Problem description:
Using the data below, copy out all lines with the word "compounds".

Dataset rows describing interfaces
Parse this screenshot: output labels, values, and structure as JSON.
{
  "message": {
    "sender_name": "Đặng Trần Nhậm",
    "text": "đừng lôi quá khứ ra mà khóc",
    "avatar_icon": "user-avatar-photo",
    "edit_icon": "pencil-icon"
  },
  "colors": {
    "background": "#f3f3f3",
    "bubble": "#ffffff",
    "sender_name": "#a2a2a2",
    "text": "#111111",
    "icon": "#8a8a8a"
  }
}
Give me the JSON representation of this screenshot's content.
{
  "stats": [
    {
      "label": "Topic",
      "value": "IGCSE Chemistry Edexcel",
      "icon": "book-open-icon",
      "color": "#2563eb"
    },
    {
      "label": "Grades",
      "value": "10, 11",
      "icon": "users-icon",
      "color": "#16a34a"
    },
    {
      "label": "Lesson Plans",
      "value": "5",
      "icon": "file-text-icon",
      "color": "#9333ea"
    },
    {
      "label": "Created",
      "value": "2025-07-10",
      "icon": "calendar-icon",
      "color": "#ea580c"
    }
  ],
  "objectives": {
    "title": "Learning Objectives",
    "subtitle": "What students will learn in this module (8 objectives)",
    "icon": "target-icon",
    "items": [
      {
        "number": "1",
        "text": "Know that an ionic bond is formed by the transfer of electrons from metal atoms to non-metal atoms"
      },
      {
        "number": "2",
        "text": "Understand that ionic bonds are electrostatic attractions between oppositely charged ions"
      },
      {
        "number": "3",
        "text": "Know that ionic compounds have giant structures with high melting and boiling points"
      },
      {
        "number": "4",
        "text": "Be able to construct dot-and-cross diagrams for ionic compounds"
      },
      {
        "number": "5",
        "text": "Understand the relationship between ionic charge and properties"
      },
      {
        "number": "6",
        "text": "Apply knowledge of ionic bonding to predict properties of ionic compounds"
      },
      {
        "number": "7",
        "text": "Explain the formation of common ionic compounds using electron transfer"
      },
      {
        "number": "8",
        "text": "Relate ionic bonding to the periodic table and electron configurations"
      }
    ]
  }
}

Worked solution:
        "text": "Know that ionic compounds have giant structures with high melting and boiling points"
        "text": "Be able to construct dot-and-cross diagrams for ionic compounds"
        "text": "Apply knowledge of ionic bonding to predict properties of ionic compounds"
        "text": "Explain the formation of common ionic compounds using electron transfer"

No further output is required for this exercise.